Suppliers should not adversely impact the social and economic stability of the area in which they operate.

F. Environmental Leadership and Management

HP consistently engages in partnerships with outside stakeholders and organizations that share HP’s environmental objectives.

  • Support of non-governmental environment partners
    HP functions and business groups that buy, sell and use paper-based products continue to engage with and support Environmental Non-Governmental Organizational (NGO) partners in endeavors that benefit the environment.
  • Business partner encouragement
    HP continues to support and encourage suppliers, resellers and licensees to align with our environmental values and principles.
  • Measured adoption
    To enhance transparency in the HP supply chain, HP monitors the performance of its supply base based on the principles highlighted in this policy.

HP shall continue to publicly report on its continual improvement in areas covered by this policy, and shall seek independent verification of its reporting metrics.

Responsibilities

HP is committed to ensuring the principles outlined in this policy are fully integrated into our business operations.

HP defines performance goals and metrics to support this integration and policy implementation. In doing so, HP business groups, regions, functions and operations are expected to conduct assessments and set goals and action plans in motion to:

  • Determine the performance of the supply chain in key areas:
    • Use of post-consumer recycled materials
    • Phase out of fiber from endangered forests, high conversation value forests (HCVF’s)
       and other unwanted sources
    • Incorporation of fiber from known sources as verified by chain-of-custody certification
    • Incorporation of fiber from FSC certified operations (where available)
    • Assessment of responsible production criteria
  • Reduction of paper use and waste
  • Establish time bound, measurable goals based upon assessments
  • Report on progress annually in HP’s Global Citizenship Report.

Definitions

Term Definition
Endangered forests

Areas of biodiversity that are distinct, rare or ecologically important that industrial use would be incompatible with maintaining these values.

Unwanted source

A source that falls within one or more of the following categories:

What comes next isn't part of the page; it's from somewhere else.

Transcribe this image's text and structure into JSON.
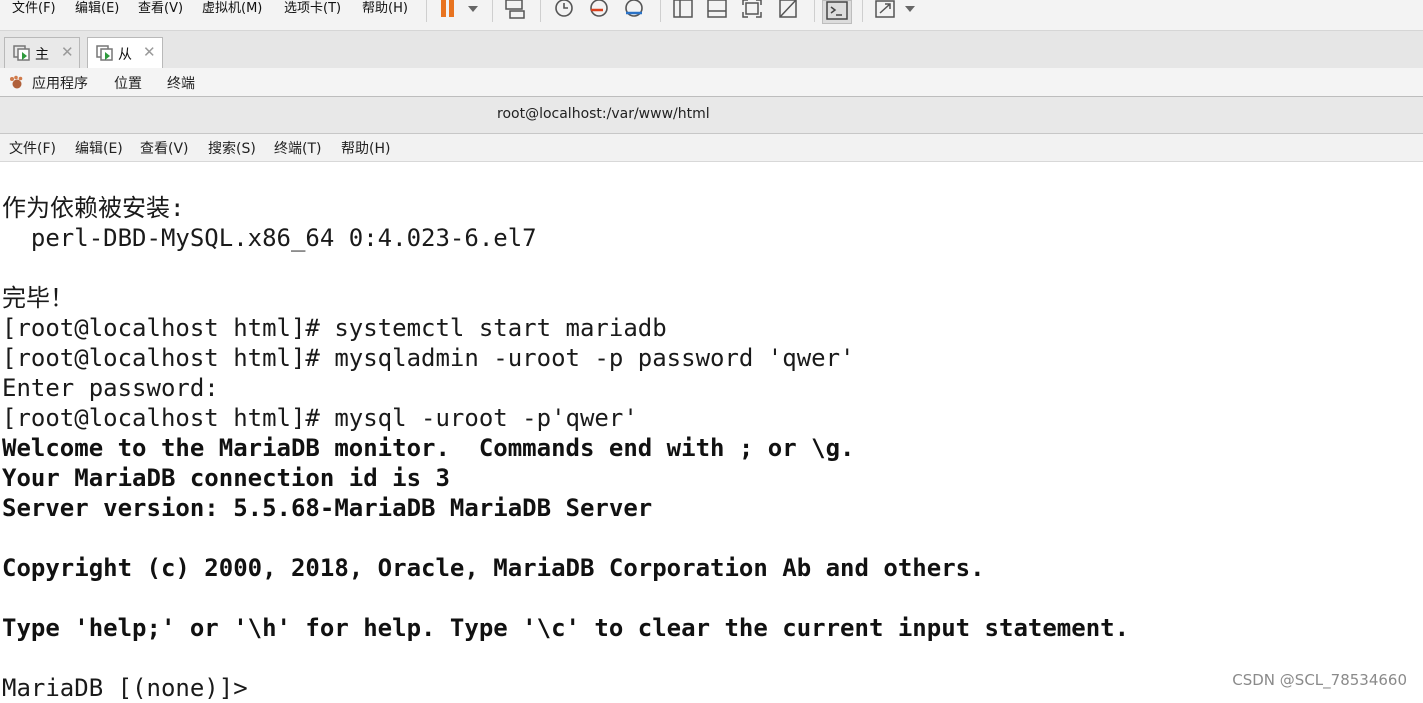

  • The source forest is known or suspected of containing high conservation values, except where:
    • The forest is certified or in progress to certification under a credible
       certification system ensuring responsible management practices, or
    • The forest manager can otherwise demonstrate that the forest and/or
       surrounding landscape is managed to ensure those values are maintained.
  • The source forest is being actively converted from natural forest to a plantation or other land use, unless the conversion is justified on grounds of net social and environmental gain, including the enhancement of high conservation values in the surrounding landscape.
  • The timber was illegally harvested or traded.
  • The timber is conflict timber (i.e., it was traded in a way that drives violent armed conflict or threatens national or regional stability).
  • The harvesting or processing entity, or a related political or military regime, is violating human rights.
  • The timber is from genetically-modified trees.
  • The source forest is unknown.
High Conservation Value Forests
  • Forest areas containing globally, regionally, or nationally significant concentrations of biodiversity values (such as endemism, endangered species, and refugia).
  • Forest areas containing globally, regionally, or nationally significant large landscape level forests contained within, or containing, the management unit where viable populations of most if not all naturally occurring species exist in natural patterns of distribution and abundance.
  • Forest areas that are in or contain rare, threatened, or endangered ecosystems.
  • Forest areas that provide basic services of nature in critical situations (such as watershed protection, erosion control).
  • Forest areas fundamental to meeting basic needs of local communities (such as subsistence and health).
  • Forest areas critical to local communities’ traditional cultural identity (areas of cultural, ecological, economic, or religious significance identified in cooperation with such local communities).

HP024-04 Revision – 29 May 2013